Mondak, Jeffery J. 2010. Personality and the foundations of political behavior. Cambridge studies in public opinion and political psychology. New York: Cambridge University Press.

 

Nelson, Thomas E., Zoe M. Oxley, and Rosalee A. Clawson. 1997. “Toward a Psychology of Framing Effects.” Political Behavior 19 (3): 221–46.

 

Osborne, Danny, and Chris G. Sibley. 2013. “Through Rose-Colored Glasses: System-Justifying Beliefs Dampen the Effects of Relative Deprivation on Well-Being and Political Mobilization.” Personality & social psychology bulletin 39 (8): 991–1004. https://doi.org/10.1177/0146167213487997.

 

Valentino, Nicholas A., Vincent L. Hutchings, Antoine J. Banks, and Anne K. Davis. 2008. “Is a Worried Citizen a Good Citizen? Emotions, Political Information Seeking, and Learning via the Internet.” Political Psychology 29 (2): 247–73. https://doi.org/10.1111/j.1467-9221.2008.00625.x.

 

Wodak, Ruth. 2015. The Politics of Fear: What Right-Wing Populist Discourses Mean /  Ruth Wodak. London: SAGE Publications Ltd.

Basic knowledge of quantitative methods, i.e. understanding of empirical texts, is of advantage as the course literature is mainly quantitative.
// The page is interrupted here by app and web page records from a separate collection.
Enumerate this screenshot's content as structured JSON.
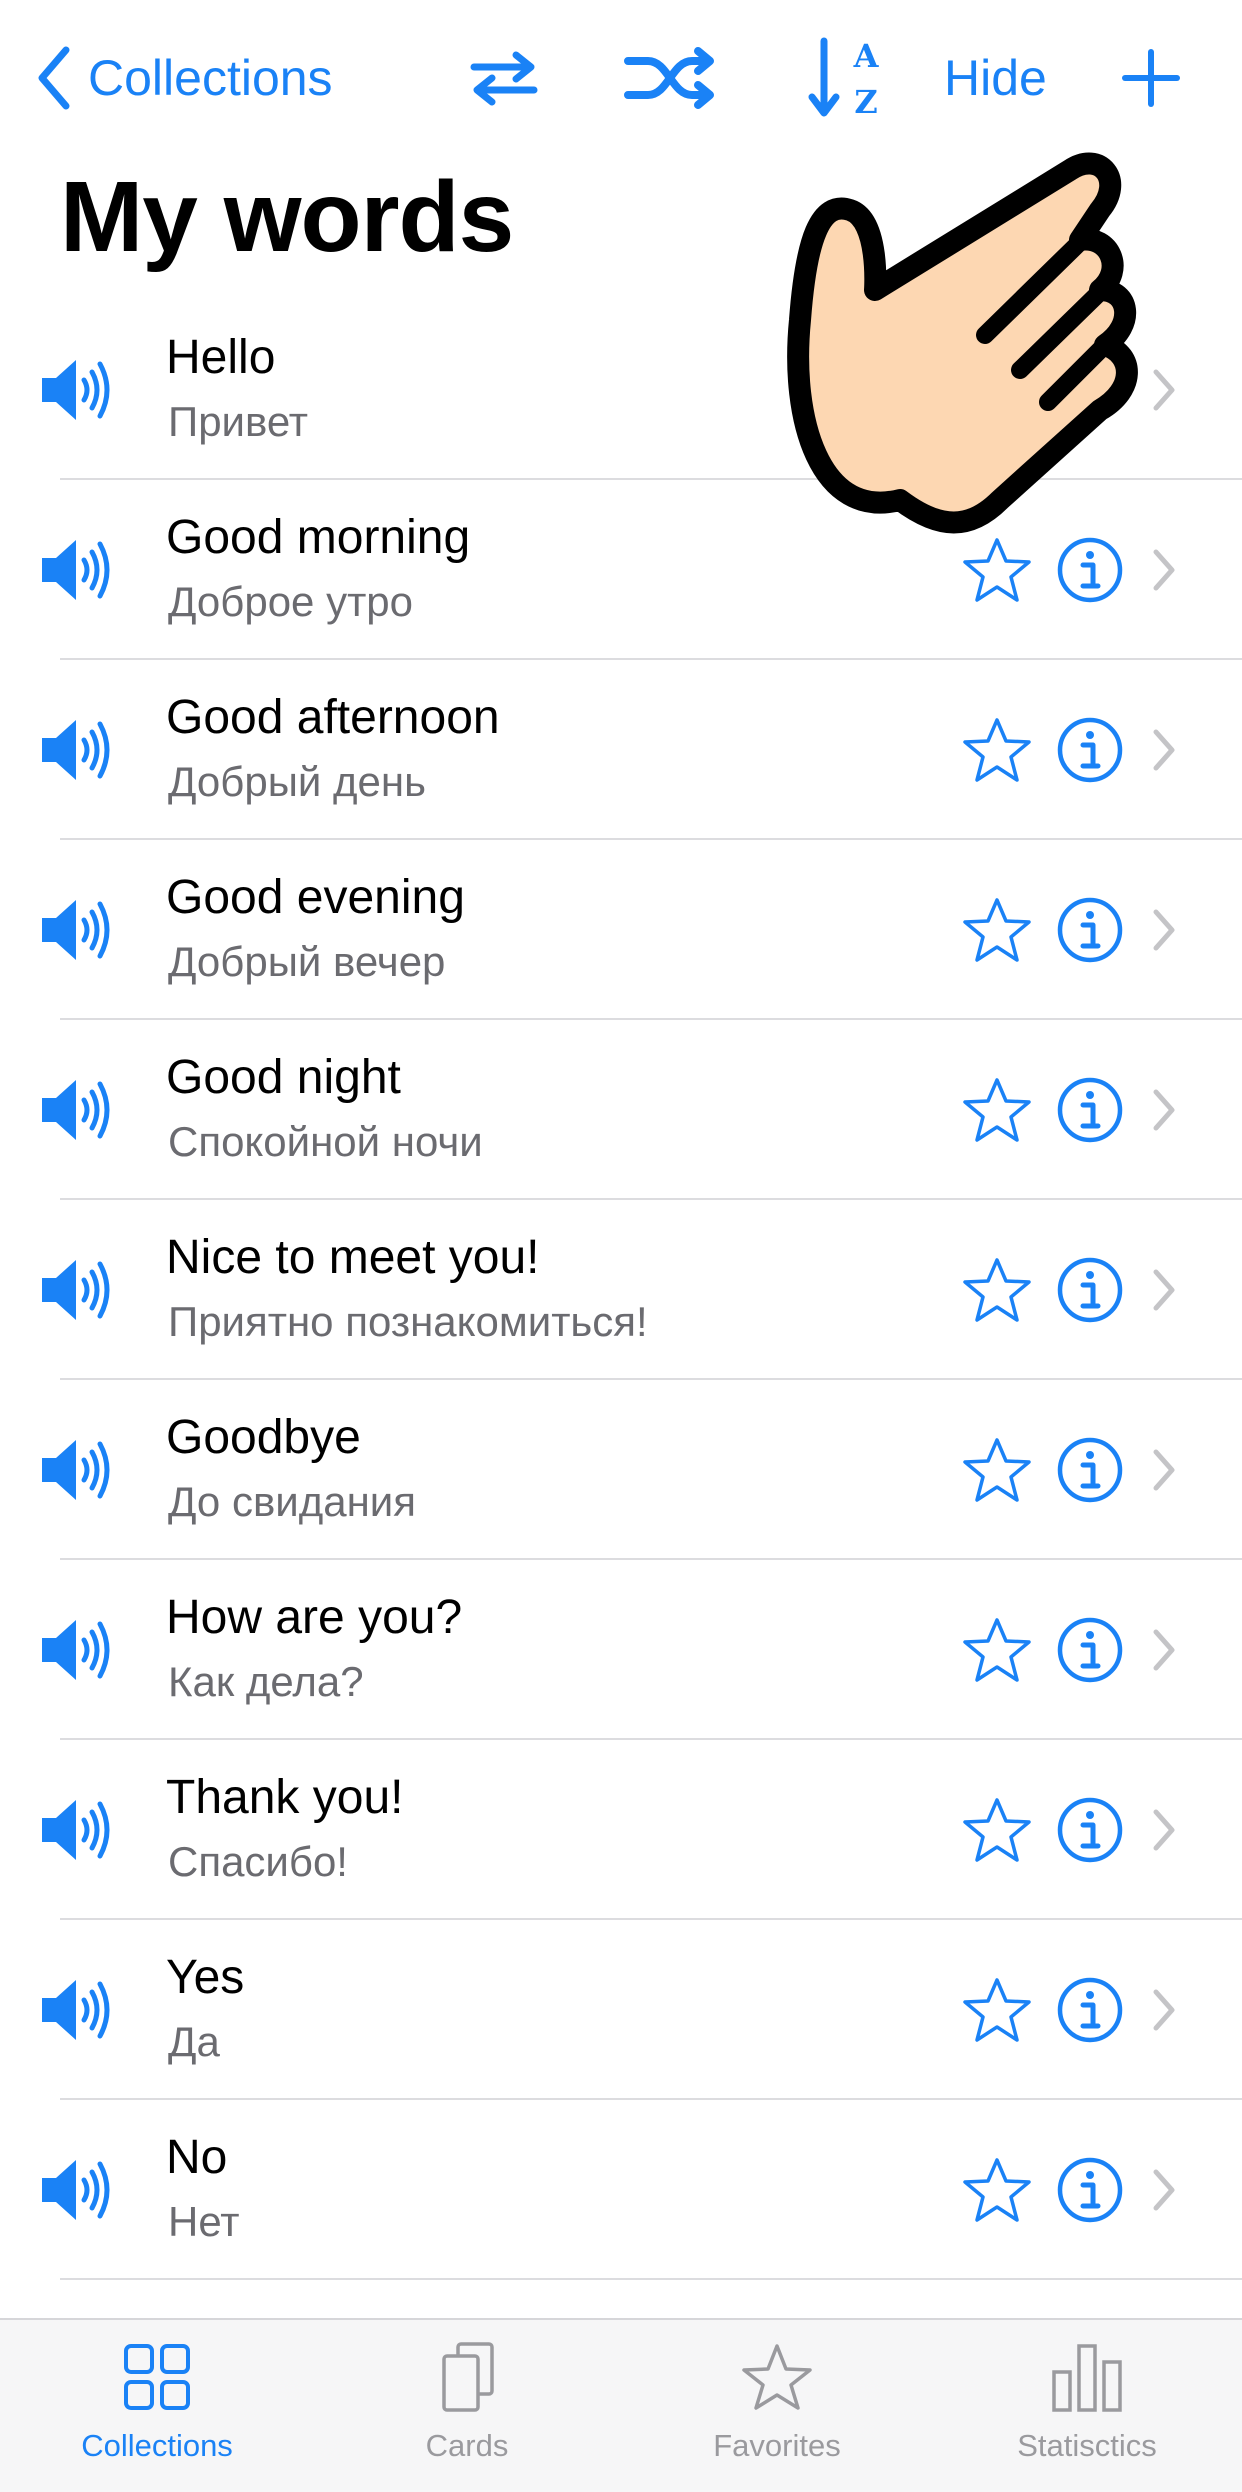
{
  "colors": {
    "accent": "#1a82f6",
    "inactive": "#9a9a9e",
    "separator": "#dcdcdf",
    "hand_fill": "#fdd7b2"
  },
  "nav": {
    "back_label": "Collections",
    "back_icon": "chevron-left-icon",
    "swap_icon": "swap-arrows-icon",
    "shuffle_icon": "shuffle-icon",
    "sort_icon": "sort-az-icon",
    "hide_label": "Hide",
    "add_icon": "plus-icon"
  },
  "title": "My words",
  "words": [
    {
      "word": "Hello",
      "translation": "Привет"
    },
    {
      "word": "Good morning",
      "translation": "Доброе утро"
    },
    {
      "word": "Good afternoon",
      "translation": "Добрый день"
    },
    {
      "word": "Good evening",
      "translation": "Добрый вечер"
    },
    {
      "word": "Good night",
      "translation": "Спокойной ночи"
    },
    {
      "word": "Nice to meet you!",
      "translation": "Приятно познакомиться!"
    },
    {
      "word": "Goodbye",
      "translation": "До свидания"
    },
    {
      "word": "How are you?",
      "translation": "Как дела?"
    },
    {
      "word": "Thank you!",
      "translation": "Спасибо!"
    },
    {
      "word": "Yes",
      "translation": "Да"
    },
    {
      "word": "No",
      "translation": "Нет"
    }
  ],
  "tabs": [
    {
      "label": "Collections",
      "icon": "grid-icon",
      "active": true
    },
    {
      "label": "Cards",
      "icon": "cards-icon",
      "active": false
    },
    {
      "label": "Favorites",
      "icon": "star-icon",
      "active": false
    },
    {
      "label": "Statisctics",
      "icon": "bar-chart-icon",
      "active": false
    }
  ],
  "overlay": {
    "icon": "pointing-hand-icon"
  }
}
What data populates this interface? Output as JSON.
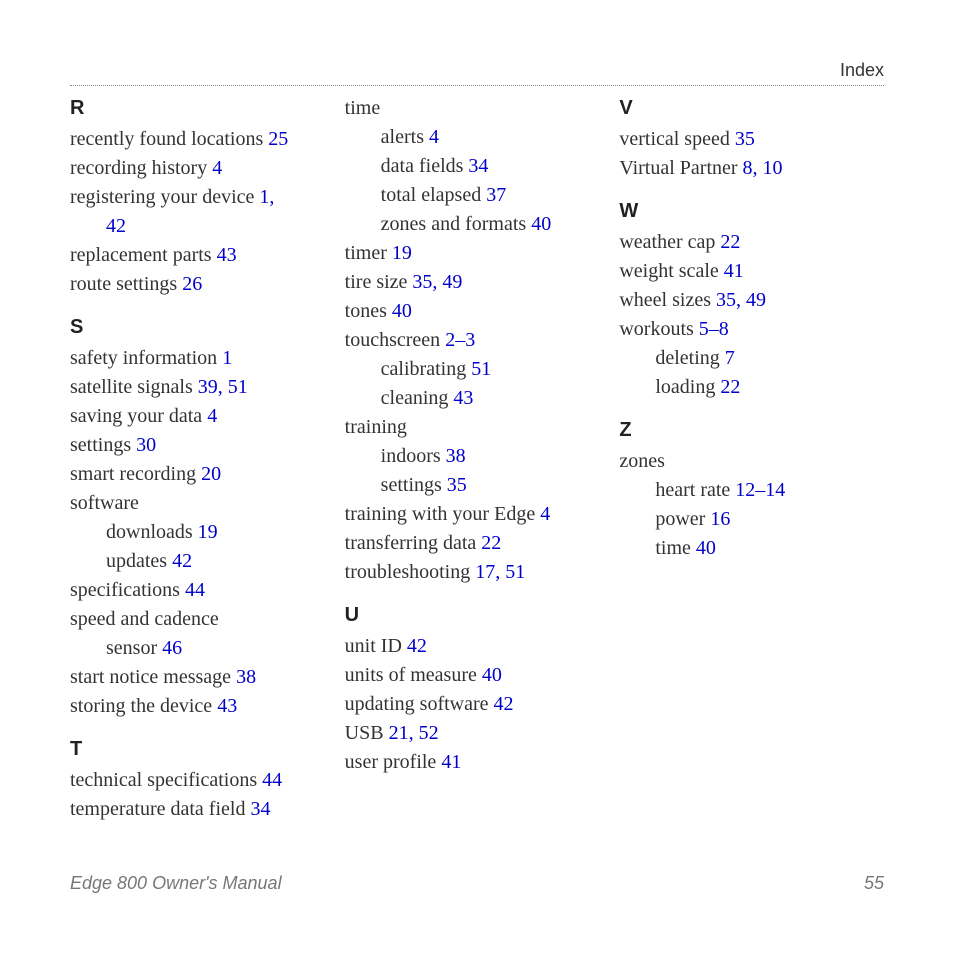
{
  "header": {
    "title": "Index"
  },
  "footer": {
    "manual": "Edge 800 Owner's Manual",
    "page": "55"
  },
  "columns": [
    {
      "groups": [
        {
          "letter": "R",
          "entries": [
            {
              "label": "recently found locations",
              "pages": "25"
            },
            {
              "label": "recording history",
              "pages": "4"
            },
            {
              "label": "registering your device",
              "pages": "1, 42",
              "wrapPages": true
            },
            {
              "label": "replacement parts",
              "pages": "43"
            },
            {
              "label": "route settings",
              "pages": "26"
            }
          ]
        },
        {
          "letter": "S",
          "entries": [
            {
              "label": "safety information",
              "pages": "1"
            },
            {
              "label": "satellite signals",
              "pages": "39, 51"
            },
            {
              "label": "saving your data",
              "pages": "4"
            },
            {
              "label": "settings",
              "pages": "30"
            },
            {
              "label": "smart recording",
              "pages": "20"
            },
            {
              "label": "software",
              "pages": ""
            },
            {
              "label": "downloads",
              "pages": "19",
              "sub": true
            },
            {
              "label": "updates",
              "pages": "42",
              "sub": true
            },
            {
              "label": "specifications",
              "pages": "44"
            },
            {
              "label": "speed and cadence sensor",
              "pages": "46",
              "wrapLabel": true
            },
            {
              "label": "start notice message",
              "pages": "38"
            },
            {
              "label": "storing the device",
              "pages": "43"
            }
          ]
        },
        {
          "letter": "T",
          "entries": [
            {
              "label": "technical specifications",
              "pages": "44"
            },
            {
              "label": "temperature data field",
              "pages": "34"
            }
          ]
        }
      ]
    },
    {
      "groups": [
        {
          "letter": "",
          "entries": [
            {
              "label": "time",
              "pages": ""
            },
            {
              "label": "alerts",
              "pages": "4",
              "sub": true
            },
            {
              "label": "data fields",
              "pages": "34",
              "sub": true
            },
            {
              "label": "total elapsed",
              "pages": "37",
              "sub": true
            },
            {
              "label": "zones and formats",
              "pages": "40",
              "sub": true
            },
            {
              "label": "timer",
              "pages": "19"
            },
            {
              "label": "tire size",
              "pages": "35, 49"
            },
            {
              "label": "tones",
              "pages": "40"
            },
            {
              "label": "touchscreen",
              "pages": "2–3"
            },
            {
              "label": "calibrating",
              "pages": "51",
              "sub": true
            },
            {
              "label": "cleaning",
              "pages": "43",
              "sub": true
            },
            {
              "label": "training",
              "pages": ""
            },
            {
              "label": "indoors",
              "pages": "38",
              "sub": true
            },
            {
              "label": "settings",
              "pages": "35",
              "sub": true
            },
            {
              "label": "training with your Edge",
              "pages": "4"
            },
            {
              "label": "transferring data",
              "pages": "22"
            },
            {
              "label": "troubleshooting",
              "pages": "17, 51"
            }
          ]
        },
        {
          "letter": "U",
          "entries": [
            {
              "label": "unit ID",
              "pages": "42"
            },
            {
              "label": "units of measure",
              "pages": "40"
            },
            {
              "label": "updating software",
              "pages": "42"
            },
            {
              "label": "USB",
              "pages": "21, 52"
            },
            {
              "label": "user profile",
              "pages": "41"
            }
          ]
        }
      ]
    },
    {
      "groups": [
        {
          "letter": "V",
          "entries": [
            {
              "label": "vertical speed",
              "pages": "35"
            },
            {
              "label": "Virtual Partner",
              "pages": "8, 10"
            }
          ]
        },
        {
          "letter": "W",
          "entries": [
            {
              "label": "weather cap",
              "pages": "22"
            },
            {
              "label": "weight scale",
              "pages": "41"
            },
            {
              "label": "wheel sizes",
              "pages": "35, 49"
            },
            {
              "label": "workouts",
              "pages": "5–8"
            },
            {
              "label": "deleting",
              "pages": "7",
              "sub": true
            },
            {
              "label": "loading",
              "pages": "22",
              "sub": true
            }
          ]
        },
        {
          "letter": "Z",
          "entries": [
            {
              "label": "zones",
              "pages": ""
            },
            {
              "label": "heart rate",
              "pages": "12–14",
              "sub": true
            },
            {
              "label": "power",
              "pages": "16",
              "sub": true
            },
            {
              "label": "time",
              "pages": "40",
              "sub": true
            }
          ]
        }
      ]
    }
  ]
}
Oral
Continuous feedback during the course of the semester
Feedback by final exam (In addition to the grade)
ECTS
7,5 ECTS
Type of assessment
Written assignment
3-day compulsory written take-home assignment
Marking scale
7-point grading scale
Censorship form
No external censorship
Criteria for exam assessment
  • Grade 12 is given for an outstanding performance: the student lives up to the course's goal description in an independent and convincing manner with no or few and minor shortcomings
  • Grade 7 is given for a good performance: the student is confidently able to live up to the goal description, albeit with several shortcomings
  • Grade 02 is given for an adequate performance: the minimum acceptable performance in which the student is only able to live up to the goal description in an insecure and incomplete manner

Single subject courses (day)

  • Category
  • Hours
  • Class Instruction
  • 28
  • English
  • 28